Hate Facebook Messenger on the web? There's a change in store

Facebook Messenger

Update: A Facebook spokesperson got in touch to let us know that the company currently has no plans to totally separate Facebook.com from the new standalone Messenger site.

"Messenger.com is meant to give people another option for messaging on the web," the spokesperson said. "Facebook Chat is important to us, and we have no current plans to halt our investments in Facebook Chat. I can confirm that we also have no current plans to require anyone to use Messenger.com."

So rest easy for now, and keep chatting with your Facebook friends exactly how you have been.

Original story below…

Facebook CEO Mark Zuckerberg explained already why he's forcing us to use Messenger, but that doesn't make the haters hate it any less.

The latest development in the Messenger saga won't do anything for them, but it does give happy Messenger users a way to chat away from Facebook's other distractions.

The social network today launched a standalone Facebook Messenger web app that you can access through your browser, eliminating the need to go to Facebook.com to see your messages.

This is a positive change for people who enjoy using Messenger, and it doesn't affect those who'd rather it stays the same - unlike with Facebook's mobile apps, users on Facebook.com can currently still see their Messenger chats without going to the external site.

But it's not difficult to imagine Facebook eventually pulling the same stunt in your browser that it did on mobile, forcing users who want to send messages away from Facebook proper and into the separate Messenger app.

We've asked Facebook to comment on whether that might happen, and we'll update this article if we find out.

In the meantime, we know for a fact that Facebook wants Messenger to help it kill email and texting once and for all.

Michael Rougeau

Michael Rougeau is a former freelance news writer for TechRadar. Studying at Goldsmiths, University of London, and Northeastern University, Michael has bylines at Kotaku, 1UP, G4, Complex Magazine, Digital Trends, GamesRadar, GameSpot, IFC, Animal New York, @Gamer, Inside the Magic, Comic Book Resources, Zap2It, TabTimes, GameZone, Cheat Code Central, Gameshark, Gameranx, The Industry, Debonair Mag, Kombo, and others.

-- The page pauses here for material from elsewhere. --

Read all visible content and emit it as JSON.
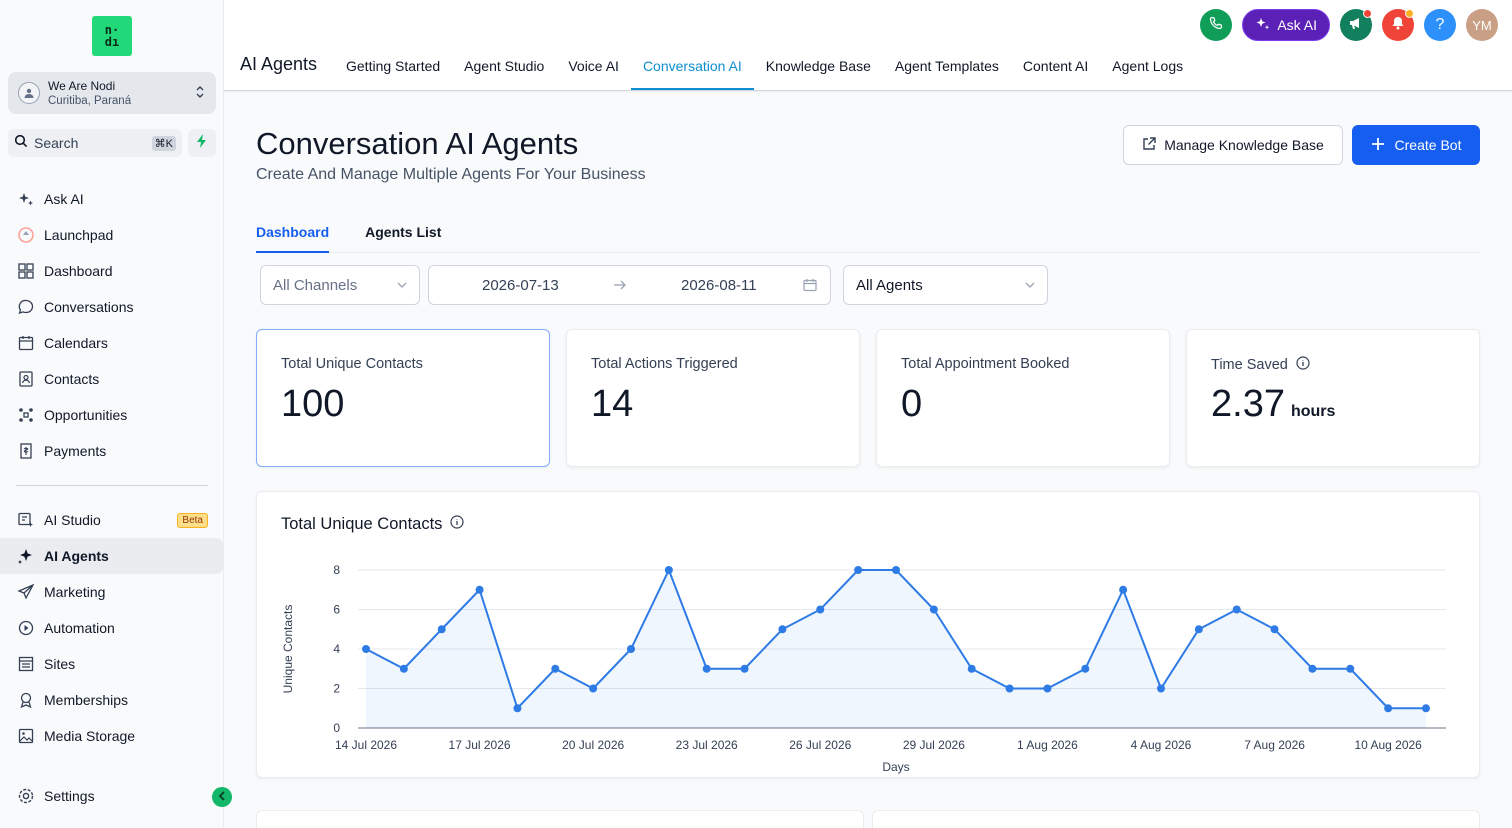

Micheal also spent time as the Games Editor for Playboy.com, and was the managing editor at GameSpot before becoming an Animal Care Manager for Wags and Walks.